## TASK DETAILS:
Every line below that has "data" in it should be copied.

= = = = =

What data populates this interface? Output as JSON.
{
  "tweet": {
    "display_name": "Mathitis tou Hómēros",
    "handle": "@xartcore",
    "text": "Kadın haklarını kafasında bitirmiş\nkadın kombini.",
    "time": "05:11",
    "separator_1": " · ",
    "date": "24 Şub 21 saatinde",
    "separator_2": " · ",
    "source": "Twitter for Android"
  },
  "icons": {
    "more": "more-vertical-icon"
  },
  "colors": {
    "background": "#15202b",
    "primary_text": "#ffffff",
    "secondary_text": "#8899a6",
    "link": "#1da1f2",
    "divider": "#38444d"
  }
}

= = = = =

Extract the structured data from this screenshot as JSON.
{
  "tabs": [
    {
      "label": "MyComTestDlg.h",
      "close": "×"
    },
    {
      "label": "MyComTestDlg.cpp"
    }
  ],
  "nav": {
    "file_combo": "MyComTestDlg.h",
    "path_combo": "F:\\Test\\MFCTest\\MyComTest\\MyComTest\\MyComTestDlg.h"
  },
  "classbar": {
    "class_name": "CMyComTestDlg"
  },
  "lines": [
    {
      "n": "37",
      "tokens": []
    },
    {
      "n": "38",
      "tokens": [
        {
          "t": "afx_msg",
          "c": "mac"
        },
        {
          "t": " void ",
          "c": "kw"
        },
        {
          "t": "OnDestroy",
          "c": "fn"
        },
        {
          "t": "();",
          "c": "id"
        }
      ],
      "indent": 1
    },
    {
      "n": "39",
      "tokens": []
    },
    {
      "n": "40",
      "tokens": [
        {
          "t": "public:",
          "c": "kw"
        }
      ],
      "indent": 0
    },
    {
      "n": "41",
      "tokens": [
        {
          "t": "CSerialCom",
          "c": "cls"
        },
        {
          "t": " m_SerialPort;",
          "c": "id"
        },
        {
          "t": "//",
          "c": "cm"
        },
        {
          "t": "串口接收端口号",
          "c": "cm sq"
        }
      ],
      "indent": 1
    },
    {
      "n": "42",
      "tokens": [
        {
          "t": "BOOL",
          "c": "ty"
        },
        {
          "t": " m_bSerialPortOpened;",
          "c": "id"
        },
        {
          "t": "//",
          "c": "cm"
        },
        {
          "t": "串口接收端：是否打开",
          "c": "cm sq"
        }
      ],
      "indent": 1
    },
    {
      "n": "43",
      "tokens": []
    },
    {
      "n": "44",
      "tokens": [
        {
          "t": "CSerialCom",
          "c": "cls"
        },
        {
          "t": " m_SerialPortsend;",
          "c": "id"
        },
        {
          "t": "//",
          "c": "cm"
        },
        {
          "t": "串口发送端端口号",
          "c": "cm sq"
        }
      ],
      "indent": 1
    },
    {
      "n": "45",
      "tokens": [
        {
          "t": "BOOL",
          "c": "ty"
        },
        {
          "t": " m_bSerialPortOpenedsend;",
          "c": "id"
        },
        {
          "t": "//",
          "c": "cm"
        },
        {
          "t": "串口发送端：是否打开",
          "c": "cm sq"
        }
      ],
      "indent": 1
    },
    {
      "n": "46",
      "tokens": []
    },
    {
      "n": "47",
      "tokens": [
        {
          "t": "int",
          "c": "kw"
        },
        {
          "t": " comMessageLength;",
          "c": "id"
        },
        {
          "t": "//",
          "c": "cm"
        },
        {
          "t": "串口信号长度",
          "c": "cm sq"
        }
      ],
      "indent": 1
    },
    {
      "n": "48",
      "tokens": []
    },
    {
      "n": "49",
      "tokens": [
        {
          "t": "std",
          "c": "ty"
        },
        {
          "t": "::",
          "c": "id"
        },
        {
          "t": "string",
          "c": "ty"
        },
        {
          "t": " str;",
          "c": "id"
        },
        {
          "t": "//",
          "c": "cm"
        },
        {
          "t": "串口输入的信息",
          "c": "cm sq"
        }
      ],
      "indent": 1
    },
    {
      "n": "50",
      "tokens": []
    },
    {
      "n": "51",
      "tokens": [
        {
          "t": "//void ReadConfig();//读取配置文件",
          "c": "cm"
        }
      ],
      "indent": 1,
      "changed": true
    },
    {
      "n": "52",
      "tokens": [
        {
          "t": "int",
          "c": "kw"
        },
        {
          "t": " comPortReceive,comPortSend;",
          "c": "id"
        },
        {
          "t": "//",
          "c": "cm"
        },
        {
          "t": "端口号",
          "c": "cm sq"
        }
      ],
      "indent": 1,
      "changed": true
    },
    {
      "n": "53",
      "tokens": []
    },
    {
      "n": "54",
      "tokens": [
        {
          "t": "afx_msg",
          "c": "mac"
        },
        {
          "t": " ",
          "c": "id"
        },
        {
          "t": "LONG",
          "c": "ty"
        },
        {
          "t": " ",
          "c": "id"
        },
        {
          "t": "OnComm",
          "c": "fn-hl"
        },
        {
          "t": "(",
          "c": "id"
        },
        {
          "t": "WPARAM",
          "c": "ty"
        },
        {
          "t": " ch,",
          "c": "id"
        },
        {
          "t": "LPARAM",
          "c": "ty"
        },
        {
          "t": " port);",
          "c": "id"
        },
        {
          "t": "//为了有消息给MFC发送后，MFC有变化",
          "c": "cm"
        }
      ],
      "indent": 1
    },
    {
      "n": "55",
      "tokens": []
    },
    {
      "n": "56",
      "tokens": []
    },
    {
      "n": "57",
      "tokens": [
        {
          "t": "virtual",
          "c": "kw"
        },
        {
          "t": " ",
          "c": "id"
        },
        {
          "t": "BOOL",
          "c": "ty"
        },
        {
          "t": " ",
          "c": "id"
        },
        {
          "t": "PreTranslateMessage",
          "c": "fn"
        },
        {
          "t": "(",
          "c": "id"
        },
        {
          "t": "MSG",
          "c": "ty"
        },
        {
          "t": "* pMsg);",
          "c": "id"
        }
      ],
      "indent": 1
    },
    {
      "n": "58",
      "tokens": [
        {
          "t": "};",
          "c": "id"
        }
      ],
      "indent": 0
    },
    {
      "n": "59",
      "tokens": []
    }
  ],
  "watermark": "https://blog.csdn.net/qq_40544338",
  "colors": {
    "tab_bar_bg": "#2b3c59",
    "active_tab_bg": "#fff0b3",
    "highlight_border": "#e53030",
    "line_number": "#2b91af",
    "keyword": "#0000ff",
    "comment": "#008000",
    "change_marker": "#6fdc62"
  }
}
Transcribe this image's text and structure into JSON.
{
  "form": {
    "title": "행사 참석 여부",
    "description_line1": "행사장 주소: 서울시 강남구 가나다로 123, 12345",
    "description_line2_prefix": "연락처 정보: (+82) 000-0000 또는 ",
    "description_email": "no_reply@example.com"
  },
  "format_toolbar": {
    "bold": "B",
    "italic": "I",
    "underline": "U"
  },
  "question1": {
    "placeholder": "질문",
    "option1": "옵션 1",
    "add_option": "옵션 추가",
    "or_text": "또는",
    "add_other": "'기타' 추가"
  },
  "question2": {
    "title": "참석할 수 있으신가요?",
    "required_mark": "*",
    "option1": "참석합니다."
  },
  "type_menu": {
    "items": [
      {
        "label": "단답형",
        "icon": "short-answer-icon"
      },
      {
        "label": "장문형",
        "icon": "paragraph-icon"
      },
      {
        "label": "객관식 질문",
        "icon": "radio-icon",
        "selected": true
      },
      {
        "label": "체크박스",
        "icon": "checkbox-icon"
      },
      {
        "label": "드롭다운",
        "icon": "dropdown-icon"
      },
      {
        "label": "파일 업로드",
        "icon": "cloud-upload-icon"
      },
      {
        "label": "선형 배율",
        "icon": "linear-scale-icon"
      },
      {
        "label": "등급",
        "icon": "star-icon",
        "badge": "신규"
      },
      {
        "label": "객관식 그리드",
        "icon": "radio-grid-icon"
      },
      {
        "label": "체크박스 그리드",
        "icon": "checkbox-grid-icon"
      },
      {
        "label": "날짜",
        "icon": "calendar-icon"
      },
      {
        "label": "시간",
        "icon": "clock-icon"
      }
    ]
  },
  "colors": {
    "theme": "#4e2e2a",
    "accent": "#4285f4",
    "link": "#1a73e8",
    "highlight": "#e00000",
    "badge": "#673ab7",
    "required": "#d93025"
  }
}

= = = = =

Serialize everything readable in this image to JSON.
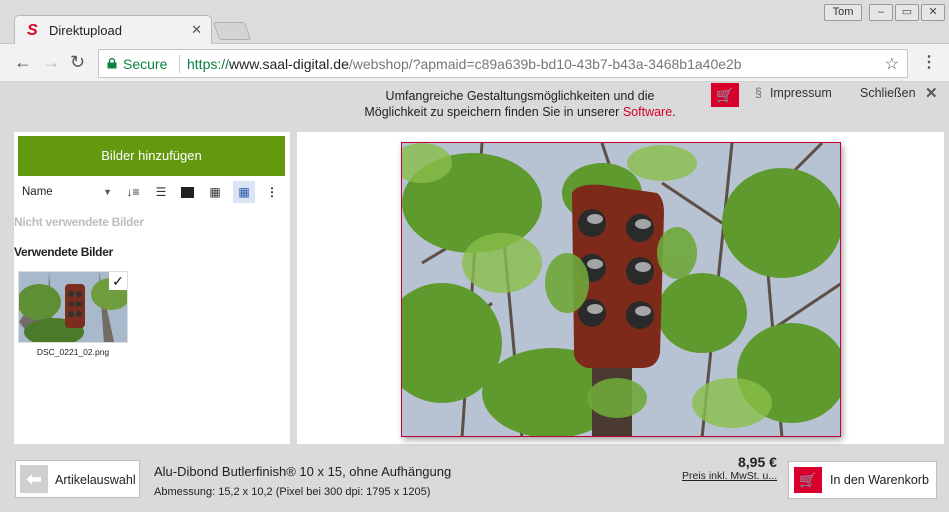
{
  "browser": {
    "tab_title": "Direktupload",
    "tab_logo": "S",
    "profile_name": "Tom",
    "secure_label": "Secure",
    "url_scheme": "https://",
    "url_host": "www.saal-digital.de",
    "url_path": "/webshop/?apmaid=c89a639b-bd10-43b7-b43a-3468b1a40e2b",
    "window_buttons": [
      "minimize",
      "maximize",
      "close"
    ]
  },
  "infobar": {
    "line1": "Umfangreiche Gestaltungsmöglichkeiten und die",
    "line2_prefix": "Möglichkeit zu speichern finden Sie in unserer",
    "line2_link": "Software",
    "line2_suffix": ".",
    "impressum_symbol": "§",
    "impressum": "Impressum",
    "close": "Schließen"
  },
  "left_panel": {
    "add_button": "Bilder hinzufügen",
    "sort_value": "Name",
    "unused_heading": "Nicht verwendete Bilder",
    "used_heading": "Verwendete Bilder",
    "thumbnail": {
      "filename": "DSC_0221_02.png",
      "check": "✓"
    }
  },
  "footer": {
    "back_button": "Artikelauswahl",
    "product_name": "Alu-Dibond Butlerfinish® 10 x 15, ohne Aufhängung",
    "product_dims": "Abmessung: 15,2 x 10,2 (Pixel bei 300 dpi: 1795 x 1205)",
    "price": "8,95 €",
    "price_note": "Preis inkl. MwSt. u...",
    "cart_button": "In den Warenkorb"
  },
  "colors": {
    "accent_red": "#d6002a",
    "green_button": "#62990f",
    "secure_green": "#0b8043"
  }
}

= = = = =

## WRITTEN ANSWER:
What data populates this interface? Output as JSON.
Extract the structured data from this screenshot as JSON.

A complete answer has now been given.